◆ What the exercise asks ◆
Report every line of the data that includes "timer".

== Information provided ==

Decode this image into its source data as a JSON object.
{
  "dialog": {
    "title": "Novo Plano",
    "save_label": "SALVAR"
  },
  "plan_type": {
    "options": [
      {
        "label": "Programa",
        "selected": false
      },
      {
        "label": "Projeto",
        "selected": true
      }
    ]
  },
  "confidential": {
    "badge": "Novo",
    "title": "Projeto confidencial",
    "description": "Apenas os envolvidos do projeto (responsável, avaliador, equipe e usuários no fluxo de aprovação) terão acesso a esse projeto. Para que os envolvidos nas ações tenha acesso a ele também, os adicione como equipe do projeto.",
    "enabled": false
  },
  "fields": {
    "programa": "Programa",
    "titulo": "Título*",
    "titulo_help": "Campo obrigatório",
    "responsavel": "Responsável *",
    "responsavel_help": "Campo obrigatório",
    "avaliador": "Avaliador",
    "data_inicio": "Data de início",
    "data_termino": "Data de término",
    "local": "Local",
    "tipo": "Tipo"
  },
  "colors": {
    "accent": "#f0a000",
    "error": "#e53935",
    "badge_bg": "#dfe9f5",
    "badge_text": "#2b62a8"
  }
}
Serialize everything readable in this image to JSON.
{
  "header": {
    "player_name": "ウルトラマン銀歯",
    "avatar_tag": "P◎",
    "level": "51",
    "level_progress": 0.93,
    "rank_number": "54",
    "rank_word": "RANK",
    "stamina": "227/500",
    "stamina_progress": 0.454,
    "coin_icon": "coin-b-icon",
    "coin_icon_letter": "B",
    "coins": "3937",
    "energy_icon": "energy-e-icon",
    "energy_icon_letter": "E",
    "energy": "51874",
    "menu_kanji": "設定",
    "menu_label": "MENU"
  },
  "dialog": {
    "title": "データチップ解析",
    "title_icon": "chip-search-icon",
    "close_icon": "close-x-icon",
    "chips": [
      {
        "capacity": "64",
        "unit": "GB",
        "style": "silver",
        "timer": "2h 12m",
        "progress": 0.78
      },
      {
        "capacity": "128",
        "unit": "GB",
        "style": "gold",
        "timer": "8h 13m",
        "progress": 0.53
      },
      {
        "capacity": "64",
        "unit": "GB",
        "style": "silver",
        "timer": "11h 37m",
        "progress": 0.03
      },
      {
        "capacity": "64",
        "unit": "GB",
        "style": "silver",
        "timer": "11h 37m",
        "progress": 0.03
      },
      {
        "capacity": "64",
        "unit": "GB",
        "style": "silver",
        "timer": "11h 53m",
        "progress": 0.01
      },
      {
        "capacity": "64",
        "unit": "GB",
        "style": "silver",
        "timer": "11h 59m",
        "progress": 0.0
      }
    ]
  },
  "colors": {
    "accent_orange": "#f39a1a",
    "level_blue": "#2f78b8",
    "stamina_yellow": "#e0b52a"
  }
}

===

◆ Solution for this problem ◆
        "timer": "2h 12m",
        "timer": "8h 13m",
        "timer": "11h 37m",
        "timer": "11h 37m",
        "timer": "11h 53m",
        "timer": "11h 59m",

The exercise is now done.